Slavery And The Meetinghouse: The Quakers And The Abolitionist Dilemma, 1820-1865

Hardcover | March 28, 2007

byRyan P. Jordan

not yet rated|write a review

Ryan P. Jordan explores the limits of religious dissent in antebellum America, and reminds us of the difficulties facing reformers who tried peacefully to end slavery. In the years before the Civil War, the Society of Friends opposed the abolitionist campaign for an immediate end to slavery and considered abolitionists within the church as heterodox radicals seeking to destroy civil and religious liberty. In response, many Quaker abolitionists began to build "comeouter" institutions where social and legal inequalities could be freely discussed, and where church members could fuse religious worship with social activism. The conflict between the Quakers and the Abolitionists highlights the dilemma of liberal religion within a slaveholding republic.

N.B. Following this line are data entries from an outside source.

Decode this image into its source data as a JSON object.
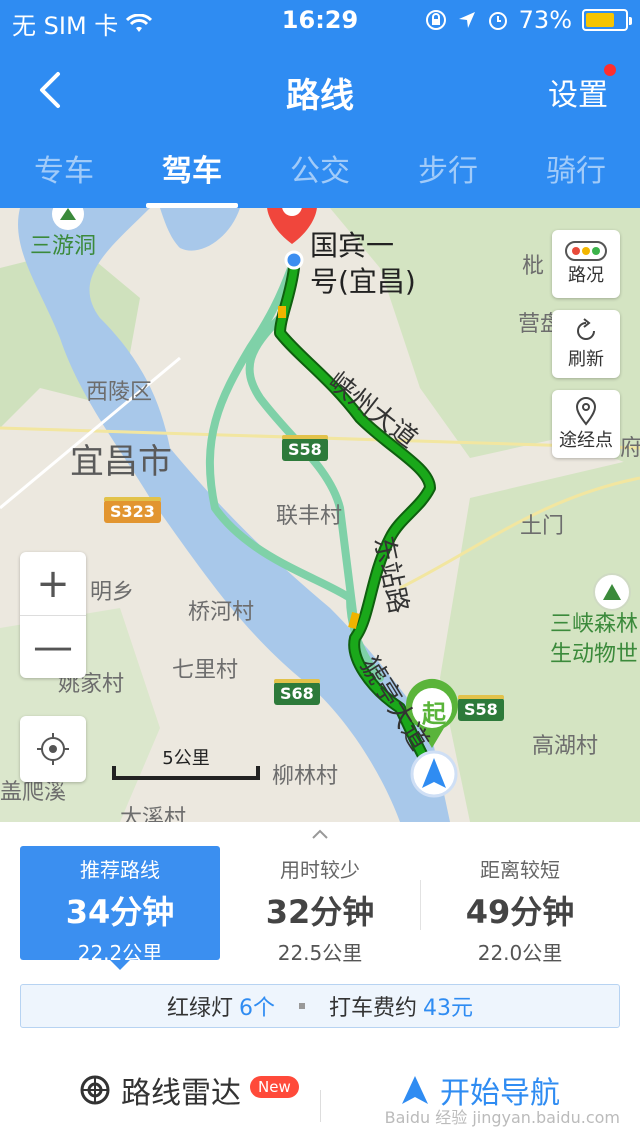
{
  "status": {
    "carrier": "无 SIM 卡",
    "time": "16:29",
    "battery": "73%",
    "battery_level": 0.73
  },
  "titlebar": {
    "title": "路线",
    "settings": "设置"
  },
  "modes": [
    "专车",
    "驾车",
    "公交",
    "步行",
    "骑行"
  ],
  "map": {
    "labels": {
      "sanyoudong": "三游洞",
      "xilingqu": "西陵区",
      "yichangshi": "宜昌市",
      "lianfengcun": "联丰村",
      "qiaohecun": "桥河村",
      "qilicun": "七里村",
      "yaojiacun": "姚家村",
      "liulincun": "柳林村",
      "daxicun": "大溪村",
      "tumen": "土门",
      "gaohucun": "高湖村",
      "xiang": "明乡",
      "pi": "枇",
      "yingshan": "营盘",
      "fu": "府",
      "zoo": "三峡森林\n生动物世",
      "guobin": "国宾一\n号(宜昌)",
      "road1": "峡州大道",
      "road2": "东站路",
      "road3": "猇亭大道",
      "start": "起",
      "bottomleft": "盖爬溪"
    },
    "badges": {
      "s58a": "S58",
      "s323": "S323",
      "s68": "S68",
      "s58b": "S58"
    },
    "controls": {
      "traffic": "路况",
      "refresh": "刷新",
      "waypoint": "途经点",
      "zoom_in": "+",
      "zoom_out": "—"
    },
    "scale": "5公里"
  },
  "routes": [
    {
      "label": "推荐路线",
      "time": "34分钟",
      "distance": "22.2公里"
    },
    {
      "label": "用时较少",
      "time": "32分钟",
      "distance": "22.5公里"
    },
    {
      "label": "距离较短",
      "time": "49分钟",
      "distance": "22.0公里"
    }
  ],
  "info": {
    "lights_label": "红绿灯",
    "lights_value": "6个",
    "fare_label": "打车费约",
    "fare_value": "43元"
  },
  "actions": {
    "radar": "路线雷达",
    "radar_badge": "New",
    "navigate": "开始导航"
  },
  "watermark": "Baidu 经验 jingyan.baidu.com",
  "colors": {
    "brand": "#2f8cf2",
    "route_main": "#1aa81a",
    "route_alt": "#7fd1a8",
    "river": "#a8c8ea"
  }
}
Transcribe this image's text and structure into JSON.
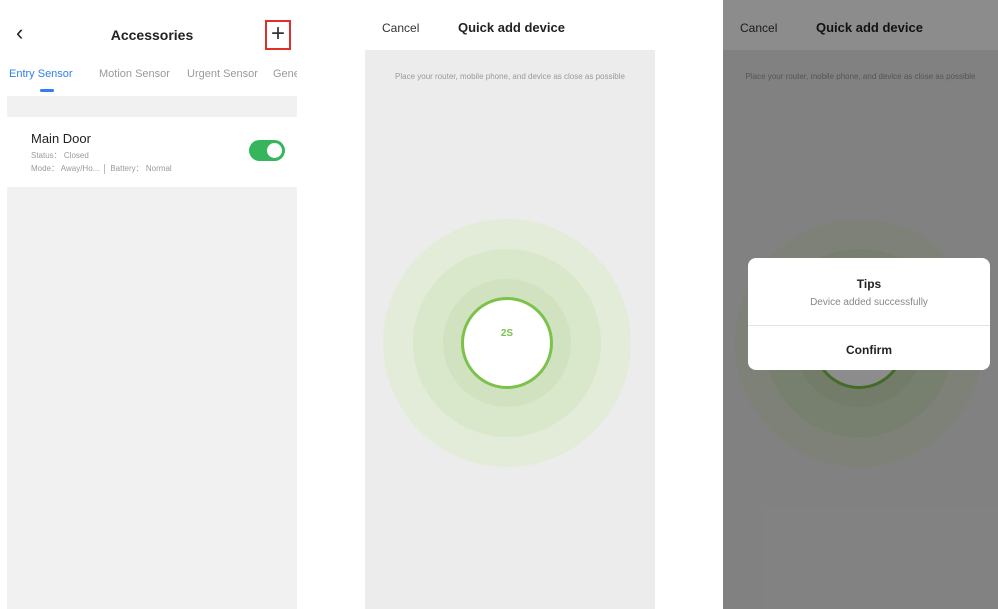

Pricing and Purchase Info

$45.50

In stock online
Ships free on orders over $25

From the Publisher

Ryan P. Jordan explores the limits of religious dissent in antebellum America, and reminds us of the difficulties facing reformers who tried peacefully to end slavery. In the years before the Civil War, the Society of Friends opposed the abolitionist campaign for an immediate end to slavery and considered abolitionists within the churc...

Ryan P. Jordan is Visiting Assistant Professor at Lafayette College in Easton, Pennsylvania.

other books by Ryan P. Jordan

Lightweight Backpacking and Camping
Lightweight Backpacking and Camping

Kobo ebook|Mar 13 2013

$11.59 online$14.99list price(save 22%)
Shadowman (2012) Issue 7
Shadowman (2012) Issue 7

Kobo ebook|Jun 5 2013

$3.92

see all books by Ryan P. Jordan
Format:HardcoverDimensions:200 pages, 9.25 × 6.12 × 0.79 inPublished:March 28, 2007Publisher:Indiana University PressLanguage:English

The following ISBNs are associated with this title:

ISBN - 10:0253348609

ISBN - 13:9780253348609

Look for similar items by category:

Customer Reviews of Slavery And The Meetinghouse: The Quakers And The Abolitionist Dilemma, 1820-1865

Reviews

Extra Content

Table of Contents

Contents
Preface
Acknowledgments

Introduction: Quakers, Slavery, and the "Peaceable Kingdom"
1. Quaker Gradualists and the Challenge of Abolitionism
2. Slavery, Religious Liberty, and the "Political" Abolitionism of the Indiana Anti-Slavery Friends
3. Friends and the "Children of Africa": Quaker Abolitionists Confront the Negro Pew
4. "Progressive" Friends and the Government of God
5. Quaker Pacifism and Civil Disobedience in the Antebellum Period
Conclusion: "Fighting Quakers," Abolitionists, and the Civil War

Notes
Bibliography
Index

Editorial Reviews

"Impressive. As someone who has worked with most of the materials Jordan has used, I am struck by his thorough, thoughtful, and incisive use of them. The prose is smooth, even, and readable. I do not agree with all of his conclusions, but he argues his case well and raises questions about Quakers and anti-slavery that are a major contribution to American religious and reform history." -Thomas A. Hamm, Earlham College